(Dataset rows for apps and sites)
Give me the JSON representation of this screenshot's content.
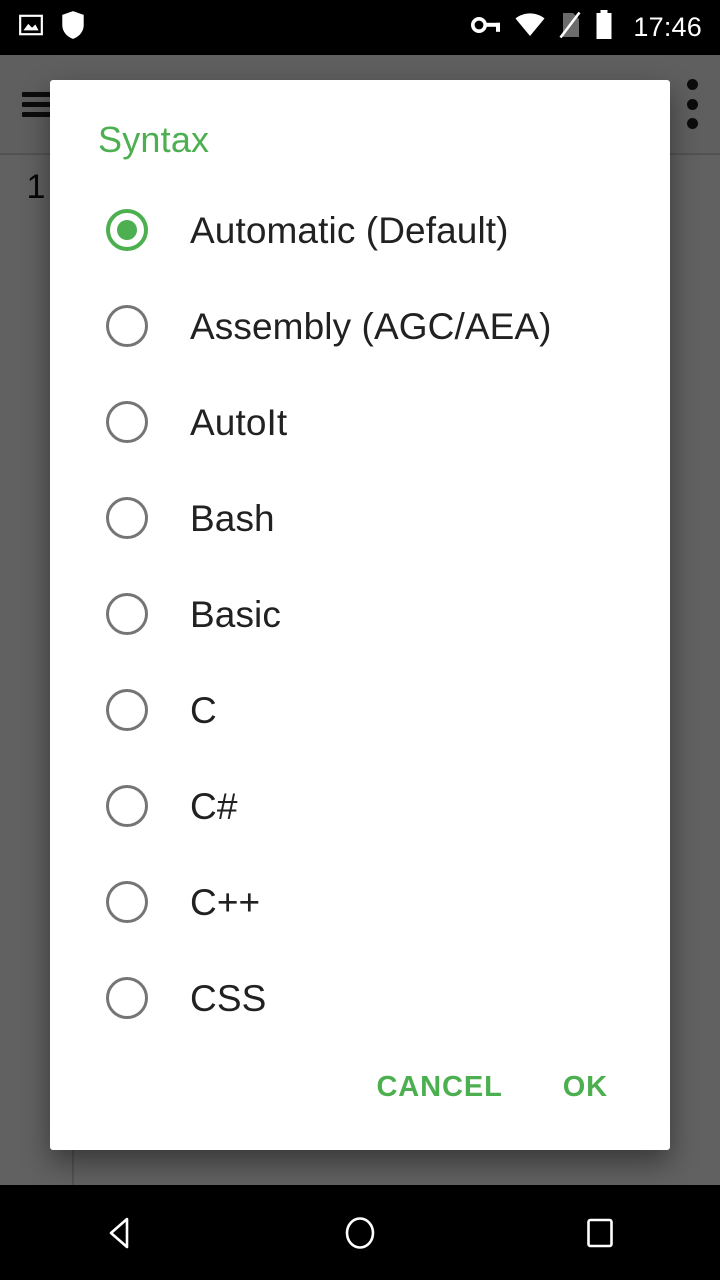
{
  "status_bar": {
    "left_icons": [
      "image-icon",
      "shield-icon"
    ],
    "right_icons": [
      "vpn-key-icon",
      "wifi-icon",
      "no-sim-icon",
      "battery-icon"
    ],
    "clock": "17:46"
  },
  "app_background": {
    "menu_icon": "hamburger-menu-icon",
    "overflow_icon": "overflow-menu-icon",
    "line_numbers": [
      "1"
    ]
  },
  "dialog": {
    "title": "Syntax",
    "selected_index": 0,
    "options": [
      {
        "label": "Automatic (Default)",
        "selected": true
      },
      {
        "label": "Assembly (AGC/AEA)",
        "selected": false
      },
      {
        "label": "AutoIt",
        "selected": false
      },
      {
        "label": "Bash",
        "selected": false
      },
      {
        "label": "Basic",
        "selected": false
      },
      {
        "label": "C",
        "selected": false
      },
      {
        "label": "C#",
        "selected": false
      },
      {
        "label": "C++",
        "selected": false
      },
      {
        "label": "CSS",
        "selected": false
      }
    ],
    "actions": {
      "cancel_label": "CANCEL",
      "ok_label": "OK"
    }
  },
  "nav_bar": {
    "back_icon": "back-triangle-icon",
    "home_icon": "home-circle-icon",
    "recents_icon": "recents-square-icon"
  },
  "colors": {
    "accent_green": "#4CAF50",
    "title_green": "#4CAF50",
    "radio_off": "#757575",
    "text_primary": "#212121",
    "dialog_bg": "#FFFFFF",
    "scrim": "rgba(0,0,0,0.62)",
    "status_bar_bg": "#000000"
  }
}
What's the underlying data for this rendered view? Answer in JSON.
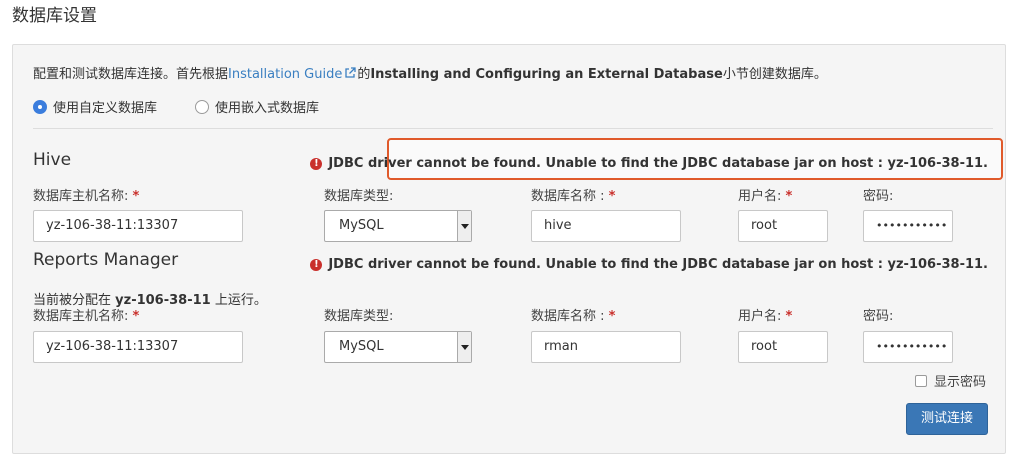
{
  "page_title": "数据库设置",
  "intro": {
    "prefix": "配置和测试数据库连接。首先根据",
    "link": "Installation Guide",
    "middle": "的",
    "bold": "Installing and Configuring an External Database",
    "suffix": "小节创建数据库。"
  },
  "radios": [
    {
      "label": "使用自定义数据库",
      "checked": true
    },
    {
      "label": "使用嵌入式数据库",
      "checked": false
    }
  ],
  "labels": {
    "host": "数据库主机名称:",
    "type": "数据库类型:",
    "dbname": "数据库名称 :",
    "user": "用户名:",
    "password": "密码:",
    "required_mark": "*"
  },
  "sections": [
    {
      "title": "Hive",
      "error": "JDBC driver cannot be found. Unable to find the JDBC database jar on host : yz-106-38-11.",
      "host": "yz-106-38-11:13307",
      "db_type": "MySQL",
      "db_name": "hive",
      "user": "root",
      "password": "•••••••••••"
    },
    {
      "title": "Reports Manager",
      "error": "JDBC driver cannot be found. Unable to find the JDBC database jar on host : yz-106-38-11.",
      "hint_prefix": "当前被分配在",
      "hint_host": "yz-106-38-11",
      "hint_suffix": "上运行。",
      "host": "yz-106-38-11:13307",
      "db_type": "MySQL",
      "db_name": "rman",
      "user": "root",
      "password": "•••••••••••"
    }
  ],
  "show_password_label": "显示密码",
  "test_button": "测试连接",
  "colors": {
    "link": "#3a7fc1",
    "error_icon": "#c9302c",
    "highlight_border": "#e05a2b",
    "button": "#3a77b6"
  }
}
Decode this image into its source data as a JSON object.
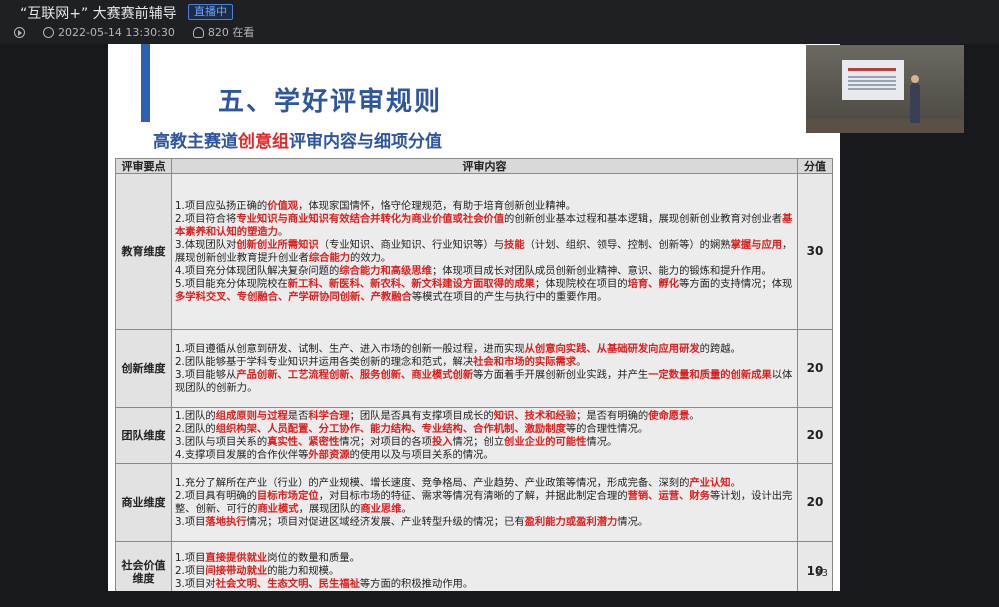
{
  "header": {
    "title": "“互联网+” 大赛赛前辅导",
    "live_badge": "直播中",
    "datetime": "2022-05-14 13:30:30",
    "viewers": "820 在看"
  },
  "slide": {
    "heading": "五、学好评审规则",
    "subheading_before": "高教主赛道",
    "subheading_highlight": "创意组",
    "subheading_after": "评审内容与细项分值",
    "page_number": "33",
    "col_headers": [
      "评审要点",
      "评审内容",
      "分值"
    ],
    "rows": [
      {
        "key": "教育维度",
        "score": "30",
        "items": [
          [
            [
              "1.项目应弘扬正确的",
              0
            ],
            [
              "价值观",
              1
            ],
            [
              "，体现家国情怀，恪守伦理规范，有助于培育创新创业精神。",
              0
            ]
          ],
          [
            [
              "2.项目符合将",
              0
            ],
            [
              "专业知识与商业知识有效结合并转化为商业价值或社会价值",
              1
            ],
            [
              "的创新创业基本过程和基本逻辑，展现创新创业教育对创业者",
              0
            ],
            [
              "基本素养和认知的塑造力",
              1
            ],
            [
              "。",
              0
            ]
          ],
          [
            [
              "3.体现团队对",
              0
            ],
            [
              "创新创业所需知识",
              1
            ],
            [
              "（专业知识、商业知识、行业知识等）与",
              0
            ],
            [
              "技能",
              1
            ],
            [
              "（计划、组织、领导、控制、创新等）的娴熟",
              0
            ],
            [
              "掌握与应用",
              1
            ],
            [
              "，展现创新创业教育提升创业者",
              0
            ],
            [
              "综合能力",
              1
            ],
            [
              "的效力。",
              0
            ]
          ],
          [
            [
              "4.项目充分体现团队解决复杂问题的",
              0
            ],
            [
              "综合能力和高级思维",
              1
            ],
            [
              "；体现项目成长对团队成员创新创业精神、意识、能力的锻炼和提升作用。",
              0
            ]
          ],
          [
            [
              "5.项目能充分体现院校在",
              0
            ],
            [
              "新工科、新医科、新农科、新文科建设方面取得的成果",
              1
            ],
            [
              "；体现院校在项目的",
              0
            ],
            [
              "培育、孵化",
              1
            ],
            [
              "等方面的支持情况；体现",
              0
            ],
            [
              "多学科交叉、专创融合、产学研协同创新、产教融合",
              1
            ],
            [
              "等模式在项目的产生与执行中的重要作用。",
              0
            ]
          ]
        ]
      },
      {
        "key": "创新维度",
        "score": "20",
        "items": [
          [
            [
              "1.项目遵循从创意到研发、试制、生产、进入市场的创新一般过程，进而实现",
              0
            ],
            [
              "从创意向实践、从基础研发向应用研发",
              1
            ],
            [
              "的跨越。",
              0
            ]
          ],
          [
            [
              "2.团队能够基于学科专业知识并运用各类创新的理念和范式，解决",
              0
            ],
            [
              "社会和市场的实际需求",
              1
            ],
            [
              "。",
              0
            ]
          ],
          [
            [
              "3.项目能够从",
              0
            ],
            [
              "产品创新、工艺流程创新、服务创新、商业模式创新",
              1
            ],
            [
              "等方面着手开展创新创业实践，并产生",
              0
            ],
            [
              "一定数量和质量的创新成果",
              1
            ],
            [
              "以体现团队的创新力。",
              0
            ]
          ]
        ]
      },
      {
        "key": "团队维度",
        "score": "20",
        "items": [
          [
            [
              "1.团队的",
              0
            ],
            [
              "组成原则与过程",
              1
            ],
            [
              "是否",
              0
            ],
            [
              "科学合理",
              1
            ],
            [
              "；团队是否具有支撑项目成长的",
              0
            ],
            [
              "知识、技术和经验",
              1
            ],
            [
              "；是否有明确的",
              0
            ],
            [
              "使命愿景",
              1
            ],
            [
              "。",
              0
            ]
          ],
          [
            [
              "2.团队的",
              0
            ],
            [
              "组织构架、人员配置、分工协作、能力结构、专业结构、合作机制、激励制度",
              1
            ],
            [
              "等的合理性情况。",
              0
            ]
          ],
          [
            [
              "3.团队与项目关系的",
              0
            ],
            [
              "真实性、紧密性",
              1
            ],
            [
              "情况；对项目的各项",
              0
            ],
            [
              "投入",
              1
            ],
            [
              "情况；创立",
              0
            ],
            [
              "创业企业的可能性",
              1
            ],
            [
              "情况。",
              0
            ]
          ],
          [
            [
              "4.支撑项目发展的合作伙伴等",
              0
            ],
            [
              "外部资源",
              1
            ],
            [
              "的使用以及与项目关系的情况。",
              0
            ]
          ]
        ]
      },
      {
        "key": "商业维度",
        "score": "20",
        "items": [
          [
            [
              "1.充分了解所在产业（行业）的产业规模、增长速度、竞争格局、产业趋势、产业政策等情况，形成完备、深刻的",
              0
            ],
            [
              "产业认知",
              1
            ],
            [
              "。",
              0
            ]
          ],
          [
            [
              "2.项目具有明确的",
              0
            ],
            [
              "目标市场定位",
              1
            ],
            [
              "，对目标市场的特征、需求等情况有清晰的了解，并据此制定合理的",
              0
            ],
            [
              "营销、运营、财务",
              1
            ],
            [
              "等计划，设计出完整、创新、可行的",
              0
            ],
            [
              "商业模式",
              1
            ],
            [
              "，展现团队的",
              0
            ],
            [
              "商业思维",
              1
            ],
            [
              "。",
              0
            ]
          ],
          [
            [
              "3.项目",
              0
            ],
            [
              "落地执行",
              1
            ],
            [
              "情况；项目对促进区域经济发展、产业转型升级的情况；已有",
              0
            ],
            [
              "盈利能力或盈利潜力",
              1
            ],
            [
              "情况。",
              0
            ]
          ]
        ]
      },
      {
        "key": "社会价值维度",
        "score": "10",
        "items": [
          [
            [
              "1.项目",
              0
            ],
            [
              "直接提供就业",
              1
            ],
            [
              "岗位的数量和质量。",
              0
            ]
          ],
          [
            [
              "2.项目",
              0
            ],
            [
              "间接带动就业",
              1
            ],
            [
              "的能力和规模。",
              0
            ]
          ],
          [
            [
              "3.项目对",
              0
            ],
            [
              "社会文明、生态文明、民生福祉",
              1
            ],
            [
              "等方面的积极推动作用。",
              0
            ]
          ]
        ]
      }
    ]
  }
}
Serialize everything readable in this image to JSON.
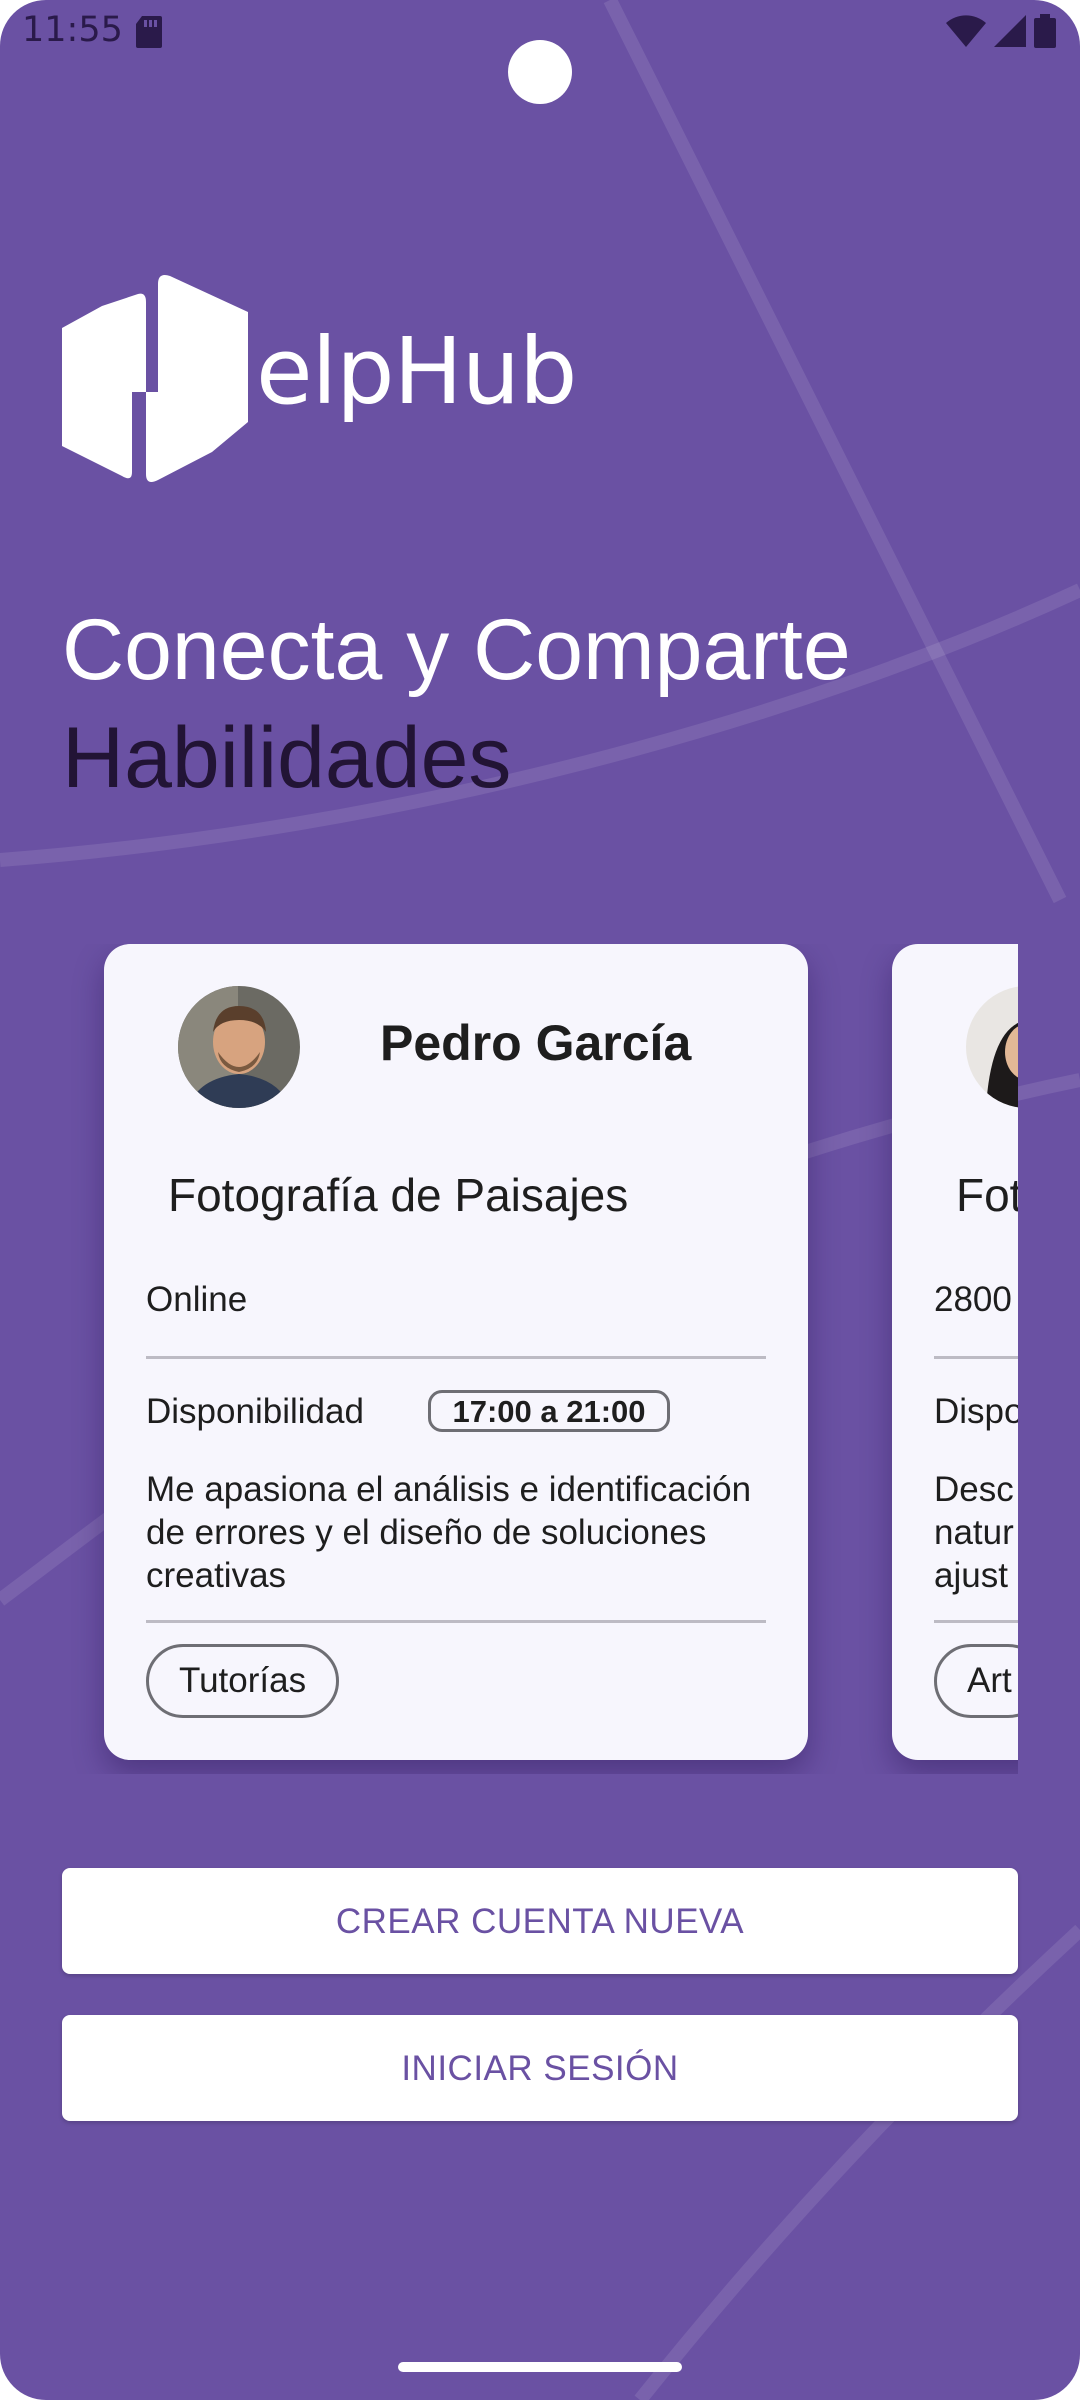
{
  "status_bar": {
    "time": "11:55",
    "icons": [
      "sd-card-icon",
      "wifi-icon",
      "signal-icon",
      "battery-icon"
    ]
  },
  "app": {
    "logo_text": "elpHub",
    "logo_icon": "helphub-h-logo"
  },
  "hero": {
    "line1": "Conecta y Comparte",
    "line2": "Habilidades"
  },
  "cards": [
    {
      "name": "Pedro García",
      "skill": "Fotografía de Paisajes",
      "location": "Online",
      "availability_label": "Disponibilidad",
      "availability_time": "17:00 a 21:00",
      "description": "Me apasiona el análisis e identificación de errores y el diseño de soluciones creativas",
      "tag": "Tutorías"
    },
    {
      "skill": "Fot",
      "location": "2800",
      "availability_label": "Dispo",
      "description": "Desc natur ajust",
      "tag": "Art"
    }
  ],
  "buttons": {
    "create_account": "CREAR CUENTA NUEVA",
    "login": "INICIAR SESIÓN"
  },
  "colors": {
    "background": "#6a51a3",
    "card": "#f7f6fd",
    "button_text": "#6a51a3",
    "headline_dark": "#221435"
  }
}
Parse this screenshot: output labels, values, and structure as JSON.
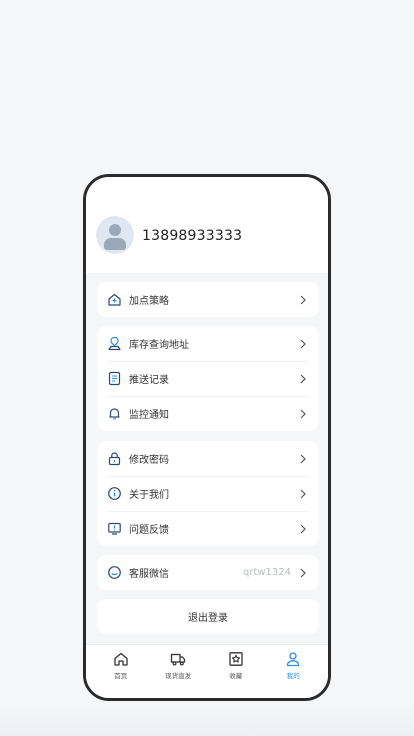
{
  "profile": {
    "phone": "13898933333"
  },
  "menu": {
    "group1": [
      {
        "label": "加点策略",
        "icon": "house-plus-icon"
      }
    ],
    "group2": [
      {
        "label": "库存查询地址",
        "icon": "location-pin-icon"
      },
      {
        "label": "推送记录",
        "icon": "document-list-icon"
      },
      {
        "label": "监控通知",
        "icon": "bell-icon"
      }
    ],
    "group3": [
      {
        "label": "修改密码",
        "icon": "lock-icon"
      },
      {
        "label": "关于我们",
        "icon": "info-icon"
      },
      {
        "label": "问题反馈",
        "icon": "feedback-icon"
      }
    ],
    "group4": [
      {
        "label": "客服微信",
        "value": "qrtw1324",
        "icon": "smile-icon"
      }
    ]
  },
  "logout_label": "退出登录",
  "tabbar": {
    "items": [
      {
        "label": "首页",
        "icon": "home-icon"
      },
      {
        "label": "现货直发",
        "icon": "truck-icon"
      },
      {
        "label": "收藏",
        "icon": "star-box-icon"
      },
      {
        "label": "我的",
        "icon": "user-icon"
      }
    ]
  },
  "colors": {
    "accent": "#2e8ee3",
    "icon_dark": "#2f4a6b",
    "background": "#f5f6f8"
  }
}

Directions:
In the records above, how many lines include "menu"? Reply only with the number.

Completed exercise:
3